(Data about app and page elements)
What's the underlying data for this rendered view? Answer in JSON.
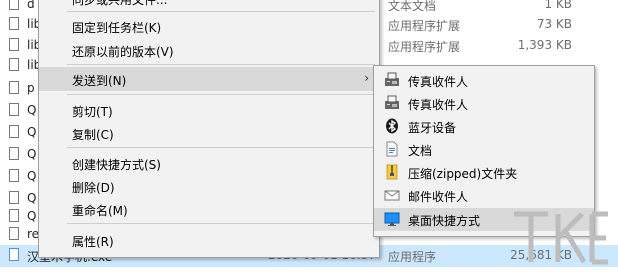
{
  "files": [
    {
      "name": "d",
      "type": "文本文档",
      "size": "1 KB",
      "icon": "text-file-icon"
    },
    {
      "name": "lib",
      "type": "应用程序扩展",
      "size": "73 KB",
      "icon": "dll-file-icon"
    },
    {
      "name": "lib",
      "type": "应用程序扩展",
      "size": "1,393 KB",
      "icon": "dll-file-icon"
    },
    {
      "name": "lib",
      "type": "",
      "size": "",
      "icon": "dll-file-icon"
    },
    {
      "name": "p",
      "type": "",
      "size": "",
      "icon": "dll-file-icon"
    },
    {
      "name": "Q",
      "type": "",
      "size": "",
      "icon": "dll-file-icon"
    },
    {
      "name": "Q",
      "type": "",
      "size": "",
      "icon": "dll-file-icon"
    },
    {
      "name": "Q",
      "type": "",
      "size": "",
      "icon": "dll-file-icon"
    },
    {
      "name": "Q",
      "type": "",
      "size": "",
      "icon": "dll-file-icon"
    },
    {
      "name": "Q",
      "type": "",
      "size": "",
      "icon": "dll-file-icon"
    },
    {
      "name": "Q",
      "type": "",
      "size": "",
      "icon": "dll-file-icon"
    },
    {
      "name": "re",
      "type": "",
      "size": "",
      "icon": "text-file-icon"
    }
  ],
  "selected_file": {
    "name": "汉堡木字机.exe",
    "date": "2020-09-01 10:57",
    "type": "应用程序",
    "size": "25,681 KB"
  },
  "context_menu": {
    "top_partial": "同步或共用文件...",
    "items": [
      {
        "label": "固定到任务栏(K)"
      },
      {
        "label": "还原以前的版本(V)"
      },
      {
        "label": "发送到(N)"
      },
      {
        "label": "剪切(T)"
      },
      {
        "label": "复制(C)"
      },
      {
        "label": "创建快捷方式(S)"
      },
      {
        "label": "删除(D)"
      },
      {
        "label": "重命名(M)"
      },
      {
        "label": "属性(R)"
      }
    ],
    "submenu_arrow": "›"
  },
  "send_to_menu": {
    "items": [
      {
        "label": "传真收件人",
        "icon": "fax-icon"
      },
      {
        "label": "传真收件人",
        "icon": "fax-icon"
      },
      {
        "label": "蓝牙设备",
        "icon": "bluetooth-icon"
      },
      {
        "label": "文档",
        "icon": "documents-icon"
      },
      {
        "label": "压缩(zipped)文件夹",
        "icon": "zip-folder-icon"
      },
      {
        "label": "邮件收件人",
        "icon": "mail-icon"
      },
      {
        "label": "桌面快捷方式",
        "icon": "desktop-icon"
      }
    ]
  },
  "colors": {
    "menu_bg": "#f2f2f2",
    "hover_bg": "#d9d9d9",
    "selected_row": "#cce8ff"
  }
}
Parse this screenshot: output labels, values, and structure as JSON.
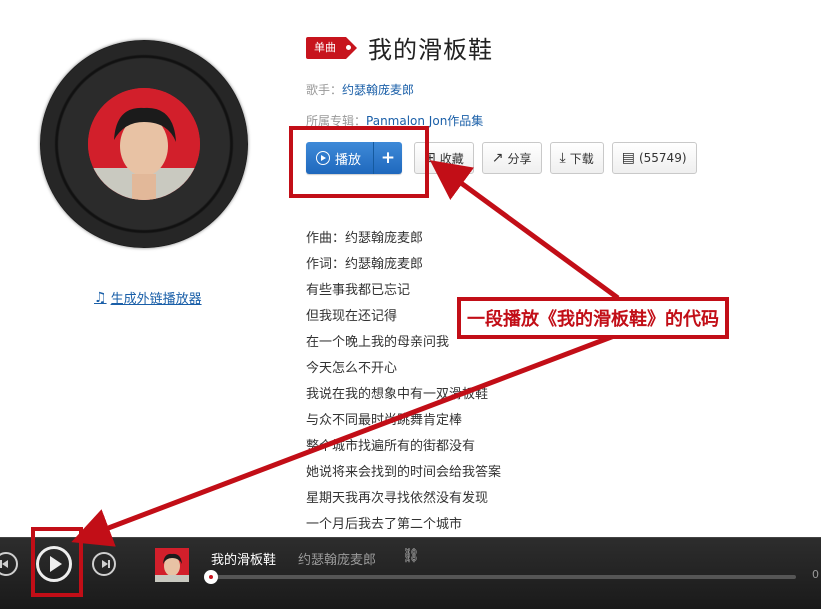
{
  "song": {
    "tag": "单曲",
    "title": "我的滑板鞋",
    "singer_label": "歌手：",
    "singer": "约瑟翰庞麦郎",
    "album_label": "所属专辑：",
    "album": "Panmalon Jon作品集"
  },
  "actions": {
    "play": "播放",
    "plus": "+",
    "favorite": "收藏",
    "share": "分享",
    "download": "下载",
    "comments": "(55749)"
  },
  "generate_link": "生成外链播放器",
  "lyrics": [
    "作曲：约瑟翰庞麦郎",
    "作词：约瑟翰庞麦郎",
    "有些事我都已忘记",
    "但我现在还记得",
    "在一个晚上我的母亲问我",
    "今天怎么不开心",
    "我说在我的想象中有一双滑板鞋",
    "与众不同最时尚跳舞肯定棒",
    "整个城市找遍所有的街都没有",
    "她说将来会找到的时间会给我答案",
    "星期天我再次寻找依然没有发现",
    "一个月后我去了第二个城市"
  ],
  "annotation": "一段播放《我的滑板鞋》的代码",
  "player": {
    "title": "我的滑板鞋",
    "artist": "约瑟翰庞麦郎",
    "time": "0",
    "progress": 0.0
  },
  "colors": {
    "brand_red": "#c7141d",
    "accent_blue": "#1f68bd",
    "annotation_red": "#c20e17"
  }
}
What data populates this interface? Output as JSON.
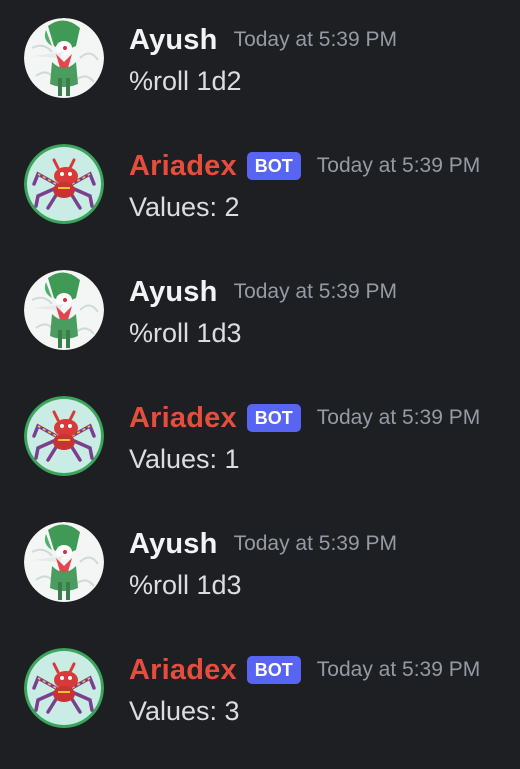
{
  "colors": {
    "background": "#1e1f22",
    "text": "#dbdee1",
    "muted": "#949ba4",
    "user_name": "#f2f3f5",
    "bot_name": "#e74c3c",
    "bot_tag": "#5865f2",
    "bot_avatar_ring": "#3ba55c"
  },
  "messages": [
    {
      "author": "Ayush",
      "is_bot": false,
      "timestamp": "Today at 5:39 PM",
      "content": "%roll 1d2",
      "avatar_icon": "gallade-avatar"
    },
    {
      "author": "Ariadex",
      "is_bot": true,
      "bot_tag": "BOT",
      "timestamp": "Today at 5:39 PM",
      "content": "Values: 2",
      "avatar_icon": "ariados-avatar"
    },
    {
      "author": "Ayush",
      "is_bot": false,
      "timestamp": "Today at 5:39 PM",
      "content": "%roll 1d3",
      "avatar_icon": "gallade-avatar"
    },
    {
      "author": "Ariadex",
      "is_bot": true,
      "bot_tag": "BOT",
      "timestamp": "Today at 5:39 PM",
      "content": "Values: 1",
      "avatar_icon": "ariados-avatar"
    },
    {
      "author": "Ayush",
      "is_bot": false,
      "timestamp": "Today at 5:39 PM",
      "content": "%roll 1d3",
      "avatar_icon": "gallade-avatar"
    },
    {
      "author": "Ariadex",
      "is_bot": true,
      "bot_tag": "BOT",
      "timestamp": "Today at 5:39 PM",
      "content": "Values: 3",
      "avatar_icon": "ariados-avatar"
    }
  ]
}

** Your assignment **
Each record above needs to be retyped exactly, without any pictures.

** Exercise result **
What's the underlying data for this rendered view? Answer in JSON.
{
  "files": [
    {
      "name": "d",
      "type": "文本文档",
      "size": "1 KB",
      "icon": "text-file-icon"
    },
    {
      "name": "lib",
      "type": "应用程序扩展",
      "size": "73 KB",
      "icon": "dll-file-icon"
    },
    {
      "name": "lib",
      "type": "应用程序扩展",
      "size": "1,393 KB",
      "icon": "dll-file-icon"
    },
    {
      "name": "lib",
      "type": "",
      "size": "",
      "icon": "dll-file-icon"
    },
    {
      "name": "p",
      "type": "",
      "size": "",
      "icon": "dll-file-icon"
    },
    {
      "name": "Q",
      "type": "",
      "size": "",
      "icon": "dll-file-icon"
    },
    {
      "name": "Q",
      "type": "",
      "size": "",
      "icon": "dll-file-icon"
    },
    {
      "name": "Q",
      "type": "",
      "size": "",
      "icon": "dll-file-icon"
    },
    {
      "name": "Q",
      "type": "",
      "size": "",
      "icon": "dll-file-icon"
    },
    {
      "name": "Q",
      "type": "",
      "size": "",
      "icon": "dll-file-icon"
    },
    {
      "name": "Q",
      "type": "",
      "size": "",
      "icon": "dll-file-icon"
    },
    {
      "name": "re",
      "type": "",
      "size": "",
      "icon": "text-file-icon"
    }
  ],
  "selected_file": {
    "name": "汉堡木字机.exe",
    "date": "2020-09-01 10:57",
    "type": "应用程序",
    "size": "25,681 KB"
  },
  "context_menu": {
    "top_partial": "同步或共用文件...",
    "items": [
      {
        "label": "固定到任务栏(K)"
      },
      {
        "label": "还原以前的版本(V)"
      },
      {
        "label": "发送到(N)"
      },
      {
        "label": "剪切(T)"
      },
      {
        "label": "复制(C)"
      },
      {
        "label": "创建快捷方式(S)"
      },
      {
        "label": "删除(D)"
      },
      {
        "label": "重命名(M)"
      },
      {
        "label": "属性(R)"
      }
    ],
    "submenu_arrow": "›"
  },
  "send_to_menu": {
    "items": [
      {
        "label": "传真收件人",
        "icon": "fax-icon"
      },
      {
        "label": "传真收件人",
        "icon": "fax-icon"
      },
      {
        "label": "蓝牙设备",
        "icon": "bluetooth-icon"
      },
      {
        "label": "文档",
        "icon": "documents-icon"
      },
      {
        "label": "压缩(zipped)文件夹",
        "icon": "zip-folder-icon"
      },
      {
        "label": "邮件收件人",
        "icon": "mail-icon"
      },
      {
        "label": "桌面快捷方式",
        "icon": "desktop-icon"
      }
    ]
  },
  "colors": {
    "menu_bg": "#f2f2f2",
    "hover_bg": "#d9d9d9",
    "selected_row": "#cce8ff"
  }
}
Parse this screenshot: output labels, values, and structure as JSON.
{
  "song": {
    "tag": "单曲",
    "title": "我的滑板鞋",
    "singer_label": "歌手：",
    "singer": "约瑟翰庞麦郎",
    "album_label": "所属专辑：",
    "album": "Panmalon Jon作品集"
  },
  "actions": {
    "play": "播放",
    "plus": "+",
    "favorite": "收藏",
    "share": "分享",
    "download": "下载",
    "comments": "(55749)"
  },
  "generate_link": "生成外链播放器",
  "lyrics": [
    "作曲：约瑟翰庞麦郎",
    "作词：约瑟翰庞麦郎",
    "有些事我都已忘记",
    "但我现在还记得",
    "在一个晚上我的母亲问我",
    "今天怎么不开心",
    "我说在我的想象中有一双滑板鞋",
    "与众不同最时尚跳舞肯定棒",
    "整个城市找遍所有的街都没有",
    "她说将来会找到的时间会给我答案",
    "星期天我再次寻找依然没有发现",
    "一个月后我去了第二个城市"
  ],
  "annotation": "一段播放《我的滑板鞋》的代码",
  "player": {
    "title": "我的滑板鞋",
    "artist": "约瑟翰庞麦郎",
    "time": "0",
    "progress": 0.0
  },
  "colors": {
    "brand_red": "#c7141d",
    "accent_blue": "#1f68bd",
    "annotation_red": "#c20e17"
  }
}
What data populates this interface? Output as JSON.
{
  "colors": {
    "background": "#1e1f22",
    "text": "#dbdee1",
    "muted": "#949ba4",
    "user_name": "#f2f3f5",
    "bot_name": "#e74c3c",
    "bot_tag": "#5865f2",
    "bot_avatar_ring": "#3ba55c"
  },
  "messages": [
    {
      "author": "Ayush",
      "is_bot": false,
      "timestamp": "Today at 5:39 PM",
      "content": "%roll 1d2",
      "avatar_icon": "gallade-avatar"
    },
    {
      "author": "Ariadex",
      "is_bot": true,
      "bot_tag": "BOT",
      "timestamp": "Today at 5:39 PM",
      "content": "Values: 2",
      "avatar_icon": "ariados-avatar"
    },
    {
      "author": "Ayush",
      "is_bot": false,
      "timestamp": "Today at 5:39 PM",
      "content": "%roll 1d3",
      "avatar_icon": "gallade-avatar"
    },
    {
      "author": "Ariadex",
      "is_bot": true,
      "bot_tag": "BOT",
      "timestamp": "Today at 5:39 PM",
      "content": "Values: 1",
      "avatar_icon": "ariados-avatar"
    },
    {
      "author": "Ayush",
      "is_bot": false,
      "timestamp": "Today at 5:39 PM",
      "content": "%roll 1d3",
      "avatar_icon": "gallade-avatar"
    },
    {
      "author": "Ariadex",
      "is_bot": true,
      "bot_tag": "BOT",
      "timestamp": "Today at 5:39 PM",
      "content": "Values: 3",
      "avatar_icon": "ariados-avatar"
    }
  ]
}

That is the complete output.